An administrative law judge has ruled that the Office of Federal Contract Compliance Programs (OFCCP) have been asking for way too much data while trying to address reported pay disparities between men and women working for Google.
On Friday, an administrative law judge for the United States Department of Labor issued a recommended decision and order regarding a demand for extensive data about Google employees made by the Office of Federal Contract Compliance Programs (OFCCP), an agency of the U.S. Department of Labor. The decision concluded that the OFCCP demands were "over-broad, intrusive on employee privacy, unduly burdensome and insufficiently focused on obtaining the relevant information." This means that the Office couldn't justify why it needed as much info as it wanted.
The Department had been asking for job data up to 15 years old, and wanted far-ranging personal data that included addresses and contact info for over 25,000 employees.
Google ssid it would honor the rest of the order and provide the "much more limited" data the judge said was acceptable. That includes the contacts for a sample of 8,000 workers.

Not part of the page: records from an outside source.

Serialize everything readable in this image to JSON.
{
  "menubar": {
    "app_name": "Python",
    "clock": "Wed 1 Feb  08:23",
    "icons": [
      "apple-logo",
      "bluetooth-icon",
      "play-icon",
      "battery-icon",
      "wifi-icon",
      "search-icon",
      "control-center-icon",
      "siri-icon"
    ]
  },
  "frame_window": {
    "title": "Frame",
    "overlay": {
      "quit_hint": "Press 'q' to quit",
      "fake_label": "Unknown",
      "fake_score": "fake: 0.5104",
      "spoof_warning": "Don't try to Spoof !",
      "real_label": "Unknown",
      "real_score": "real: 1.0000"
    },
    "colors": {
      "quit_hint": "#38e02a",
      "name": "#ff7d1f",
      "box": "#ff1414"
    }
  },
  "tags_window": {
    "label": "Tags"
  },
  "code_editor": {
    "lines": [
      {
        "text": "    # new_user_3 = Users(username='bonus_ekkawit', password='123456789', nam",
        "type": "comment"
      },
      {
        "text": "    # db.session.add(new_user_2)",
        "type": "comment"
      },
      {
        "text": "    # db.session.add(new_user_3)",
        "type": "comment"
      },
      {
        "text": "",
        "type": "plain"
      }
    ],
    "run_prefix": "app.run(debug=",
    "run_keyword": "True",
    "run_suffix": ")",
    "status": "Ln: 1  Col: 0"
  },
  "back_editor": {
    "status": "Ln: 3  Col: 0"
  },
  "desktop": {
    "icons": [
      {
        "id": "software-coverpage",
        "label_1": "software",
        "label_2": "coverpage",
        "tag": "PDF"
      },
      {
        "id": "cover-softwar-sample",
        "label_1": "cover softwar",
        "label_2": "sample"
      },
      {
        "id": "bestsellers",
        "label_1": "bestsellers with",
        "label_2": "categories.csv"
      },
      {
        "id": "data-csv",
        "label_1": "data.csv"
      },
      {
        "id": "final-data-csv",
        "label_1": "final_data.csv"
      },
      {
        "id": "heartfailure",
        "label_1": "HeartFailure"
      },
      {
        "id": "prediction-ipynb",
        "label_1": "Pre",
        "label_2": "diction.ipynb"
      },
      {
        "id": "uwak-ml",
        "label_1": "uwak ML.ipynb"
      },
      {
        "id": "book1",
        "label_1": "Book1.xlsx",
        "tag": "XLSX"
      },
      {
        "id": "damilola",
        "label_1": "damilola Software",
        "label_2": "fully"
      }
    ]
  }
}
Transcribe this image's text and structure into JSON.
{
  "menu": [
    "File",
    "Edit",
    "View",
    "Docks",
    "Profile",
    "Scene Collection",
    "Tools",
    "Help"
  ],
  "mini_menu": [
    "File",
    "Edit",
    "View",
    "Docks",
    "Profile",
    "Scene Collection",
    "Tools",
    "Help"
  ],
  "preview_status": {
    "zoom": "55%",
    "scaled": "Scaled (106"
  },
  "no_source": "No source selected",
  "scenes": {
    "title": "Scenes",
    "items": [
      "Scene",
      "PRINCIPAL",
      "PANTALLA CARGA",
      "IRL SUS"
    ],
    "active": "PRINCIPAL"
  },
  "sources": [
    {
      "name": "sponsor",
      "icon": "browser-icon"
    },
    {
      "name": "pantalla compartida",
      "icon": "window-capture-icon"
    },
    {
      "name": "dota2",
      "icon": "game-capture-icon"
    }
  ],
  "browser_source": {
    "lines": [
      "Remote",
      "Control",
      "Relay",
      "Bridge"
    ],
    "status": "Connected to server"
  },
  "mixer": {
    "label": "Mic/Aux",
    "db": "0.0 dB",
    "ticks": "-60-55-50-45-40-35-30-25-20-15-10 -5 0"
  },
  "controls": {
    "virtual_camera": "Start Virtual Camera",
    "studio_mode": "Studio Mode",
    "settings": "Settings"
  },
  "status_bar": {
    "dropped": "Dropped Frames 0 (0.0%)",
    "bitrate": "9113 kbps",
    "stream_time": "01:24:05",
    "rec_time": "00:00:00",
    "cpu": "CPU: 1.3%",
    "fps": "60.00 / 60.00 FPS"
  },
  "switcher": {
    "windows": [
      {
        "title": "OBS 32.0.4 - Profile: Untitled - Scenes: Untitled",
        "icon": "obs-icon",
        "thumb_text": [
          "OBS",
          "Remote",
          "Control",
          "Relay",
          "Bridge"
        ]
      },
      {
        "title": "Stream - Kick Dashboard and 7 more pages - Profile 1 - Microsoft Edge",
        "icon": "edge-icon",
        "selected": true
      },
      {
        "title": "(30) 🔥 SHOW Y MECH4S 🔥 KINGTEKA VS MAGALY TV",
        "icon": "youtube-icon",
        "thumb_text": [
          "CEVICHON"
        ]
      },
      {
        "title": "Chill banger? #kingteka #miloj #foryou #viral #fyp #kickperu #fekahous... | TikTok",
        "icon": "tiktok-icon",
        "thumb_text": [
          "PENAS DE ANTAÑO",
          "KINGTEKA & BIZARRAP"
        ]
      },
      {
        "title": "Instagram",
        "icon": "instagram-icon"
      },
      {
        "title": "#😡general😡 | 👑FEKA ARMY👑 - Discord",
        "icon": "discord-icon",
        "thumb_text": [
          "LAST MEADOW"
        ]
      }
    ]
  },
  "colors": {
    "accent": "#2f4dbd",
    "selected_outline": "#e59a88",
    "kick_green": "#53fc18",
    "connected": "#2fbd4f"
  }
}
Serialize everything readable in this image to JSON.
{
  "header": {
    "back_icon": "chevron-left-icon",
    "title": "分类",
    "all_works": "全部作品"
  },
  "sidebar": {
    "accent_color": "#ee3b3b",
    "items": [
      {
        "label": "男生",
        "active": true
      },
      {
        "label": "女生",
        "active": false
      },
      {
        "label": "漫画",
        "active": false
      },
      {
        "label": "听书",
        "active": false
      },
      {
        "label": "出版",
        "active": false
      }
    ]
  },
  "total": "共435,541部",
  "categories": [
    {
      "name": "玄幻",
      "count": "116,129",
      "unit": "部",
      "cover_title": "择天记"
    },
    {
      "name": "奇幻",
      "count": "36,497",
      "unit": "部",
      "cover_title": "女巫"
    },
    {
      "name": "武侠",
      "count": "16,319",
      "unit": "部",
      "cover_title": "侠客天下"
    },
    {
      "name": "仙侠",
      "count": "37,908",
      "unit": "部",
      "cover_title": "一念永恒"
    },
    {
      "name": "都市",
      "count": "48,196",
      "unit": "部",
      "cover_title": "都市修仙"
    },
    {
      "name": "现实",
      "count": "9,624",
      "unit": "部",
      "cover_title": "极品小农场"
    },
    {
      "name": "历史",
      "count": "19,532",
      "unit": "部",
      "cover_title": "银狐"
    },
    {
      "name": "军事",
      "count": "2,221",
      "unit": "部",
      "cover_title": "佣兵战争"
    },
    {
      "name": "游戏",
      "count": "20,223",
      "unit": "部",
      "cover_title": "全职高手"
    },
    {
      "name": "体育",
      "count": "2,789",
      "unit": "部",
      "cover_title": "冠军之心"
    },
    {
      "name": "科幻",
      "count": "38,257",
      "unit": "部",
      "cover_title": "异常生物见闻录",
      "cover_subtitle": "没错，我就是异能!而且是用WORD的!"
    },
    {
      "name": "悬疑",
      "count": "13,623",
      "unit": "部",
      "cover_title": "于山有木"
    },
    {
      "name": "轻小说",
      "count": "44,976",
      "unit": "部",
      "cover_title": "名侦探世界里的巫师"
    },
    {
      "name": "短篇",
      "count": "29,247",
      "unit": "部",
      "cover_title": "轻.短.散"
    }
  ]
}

"While we're pleased with Friday's recommended decision, we remain committed to treating, and paying, people fairly and without bias with regard to factors like gender or race," said Eileen Naughton, Google's VP of People Operations. "We are proud of our practices and leadership in this area, and we look forward to working constructively with OFCCP, as we complete this review and in the future."